"Command and control" regulations focus on preventing environmental problems by specifying how a company will manage a pollution-generating process. This approach generally relies on detailed regulations followed up by an ongoing inspection program. In the United States, the Resource Conservation and Recovery Act (RCRA) is a prime example of this kind of regulation.
"Command and control" regulations were popular in the early stages of American enviromental regulation in the 1970's. They were based on engineering approaches to specific pollution sources, such as those designated as significant by the Clean Air Act and the Clean Water Act. In these cases, as in RCRA, this approach resulted in a rapid decrease in pollution from point sources. However, as non-point source pollution became a more important important issue for environmental protection, "command and control" regulations became less useful.
RCRA, in particular, has become problematic in that, while it is successful at directing hazardous wastes to the appropriate disposal facility, it has been less successful at reducing the amount of waste produced. As the name of the act implies, this is an important goal of the original legislation.
The alternative to "command and control" regulation is "performance oriented" regulation, in which specific environmental performance goals, such as a reduction in the amount of pollution associated with a process is specified by the regulation and each facility is left to determine the best method to achieve this goal. The concern with this approach is that it tends to be much more difficult to enforce because it requires an intimate understanding of the process and alternatives to the process. In general, the "performance oriented" approach requires the documentation of these and the environmental impacts associated with the process in a planning document, which can be reviewed by regulatory authorities.

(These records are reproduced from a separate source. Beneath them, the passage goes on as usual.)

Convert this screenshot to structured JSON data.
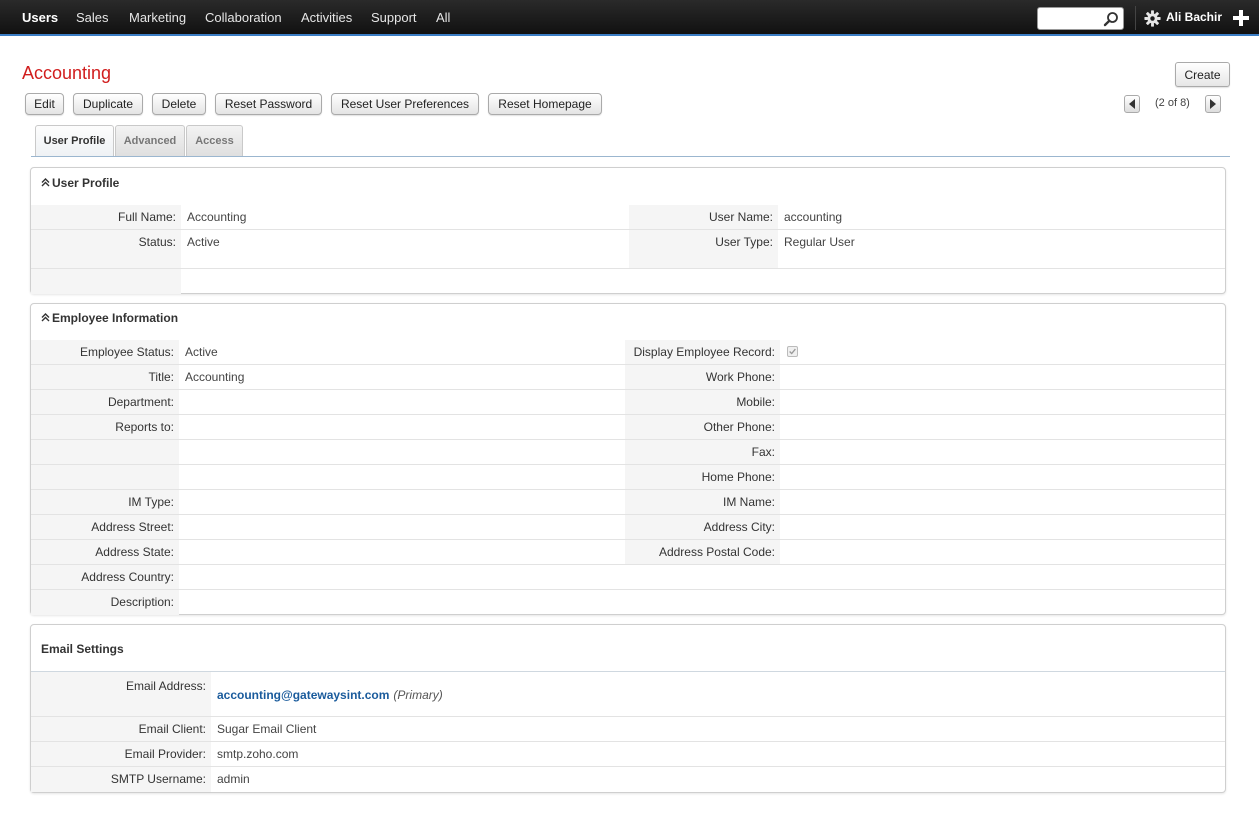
{
  "nav": {
    "items": [
      "Users",
      "Sales",
      "Marketing",
      "Collaboration",
      "Activities",
      "Support",
      "All"
    ],
    "user_name": "Ali Bachir",
    "accent_color": "#3b7dc4"
  },
  "record": {
    "title": "Accounting",
    "create_label": "Create",
    "actions": [
      "Edit",
      "Duplicate",
      "Delete",
      "Reset Password",
      "Reset User Preferences",
      "Reset Homepage"
    ],
    "pager": "(2 of 8)"
  },
  "tabs": [
    "User Profile",
    "Advanced",
    "Access"
  ],
  "user_profile": {
    "title": "User Profile",
    "full_name_label": "Full Name:",
    "full_name": "Accounting",
    "user_name_label": "User Name:",
    "user_name": "accounting",
    "status_label": "Status:",
    "status": "Active",
    "user_type_label": "User Type:",
    "user_type": "Regular User"
  },
  "employee": {
    "title": "Employee Information",
    "employee_status_label": "Employee Status:",
    "employee_status": "Active",
    "display_record_label": "Display Employee Record:",
    "title_label": "Title:",
    "title_value": "Accounting",
    "work_phone_label": "Work Phone:",
    "department_label": "Department:",
    "mobile_label": "Mobile:",
    "reports_to_label": "Reports to:",
    "other_phone_label": "Other Phone:",
    "fax_label": "Fax:",
    "home_phone_label": "Home Phone:",
    "im_type_label": "IM Type:",
    "im_name_label": "IM Name:",
    "address_street_label": "Address Street:",
    "address_city_label": "Address City:",
    "address_state_label": "Address State:",
    "address_postal_label": "Address Postal Code:",
    "address_country_label": "Address Country:",
    "description_label": "Description:"
  },
  "email": {
    "title": "Email Settings",
    "address_label": "Email Address:",
    "address": "accounting@gatewaysint.com",
    "primary_tag": "(Primary)",
    "client_label": "Email Client:",
    "client": "Sugar Email Client",
    "provider_label": "Email Provider:",
    "provider": "smtp.zoho.com",
    "smtp_label": "SMTP Username:",
    "smtp_username": "admin"
  }
}
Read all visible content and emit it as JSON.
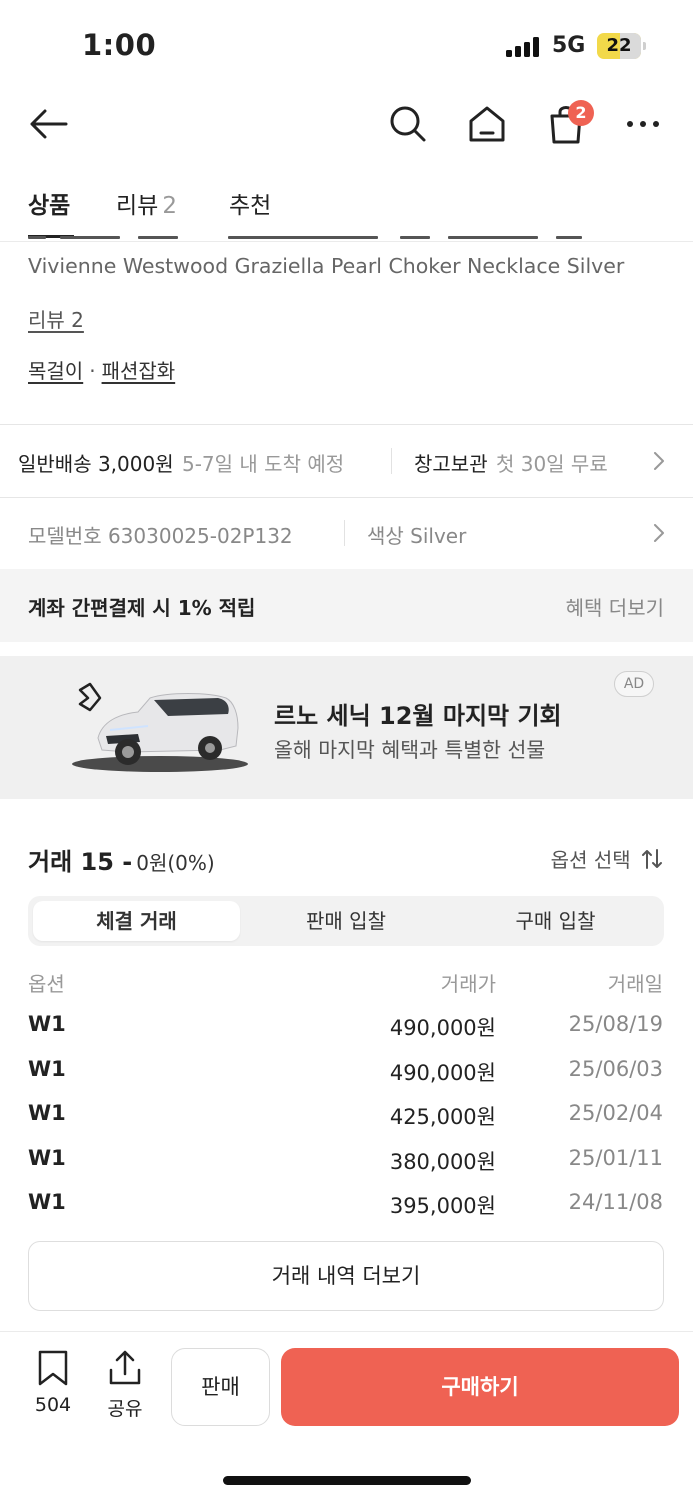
{
  "status_bar": {
    "time": "1:00",
    "network": "5G",
    "battery": "22"
  },
  "top_nav": {
    "cart_count": "2"
  },
  "tabs": [
    {
      "label": "상품",
      "count": ""
    },
    {
      "label": "리뷰",
      "count": "2"
    },
    {
      "label": "추천",
      "count": ""
    }
  ],
  "product": {
    "name": "Vivienne Westwood Graziella Pearl Choker Necklace Silver",
    "review_link": "리뷰 2",
    "category_1": "목걸이",
    "category_sep": "·",
    "category_2": "패션잡화"
  },
  "shipping": {
    "label": "일반배송 3,000원",
    "eta": "5-7일 내 도착 예정",
    "storage_label": "창고보관",
    "storage_note": "첫 30일 무료"
  },
  "model": {
    "number": "모델번호 63030025-02P132",
    "color": "색상 Silver"
  },
  "benefit": {
    "text": "계좌 간편결제 시 1% 적립",
    "more": "혜택 더보기"
  },
  "ad": {
    "title": "르노 세닉 12월 마지막 기회",
    "subtitle": "올해 마지막 혜택과 특별한 선물",
    "badge": "AD"
  },
  "trades": {
    "title": "거래 15 -",
    "change": "0원(0%)",
    "option_select": "옵션 선택",
    "segments": [
      "체결 거래",
      "판매 입찰",
      "구매 입찰"
    ],
    "active_segment": 0,
    "columns": {
      "option": "옵션",
      "price": "거래가",
      "date": "거래일"
    },
    "rows": [
      {
        "option": "W1",
        "price": "490,000원",
        "date": "25/08/19"
      },
      {
        "option": "W1",
        "price": "490,000원",
        "date": "25/06/03"
      },
      {
        "option": "W1",
        "price": "425,000원",
        "date": "25/02/04"
      },
      {
        "option": "W1",
        "price": "380,000원",
        "date": "25/01/11"
      },
      {
        "option": "W1",
        "price": "395,000원",
        "date": "24/11/08"
      }
    ],
    "more_button": "거래 내역 더보기"
  },
  "bottom_bar": {
    "bookmark_count": "504",
    "share_label": "공유",
    "sell_label": "판매",
    "buy_label": "구매하기"
  },
  "colors": {
    "accent": "#ef6253",
    "muted_text": "#888888",
    "panel_bg": "#f4f4f4"
  }
}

Environmental Management Systems generally form the basis for the format of such a plan.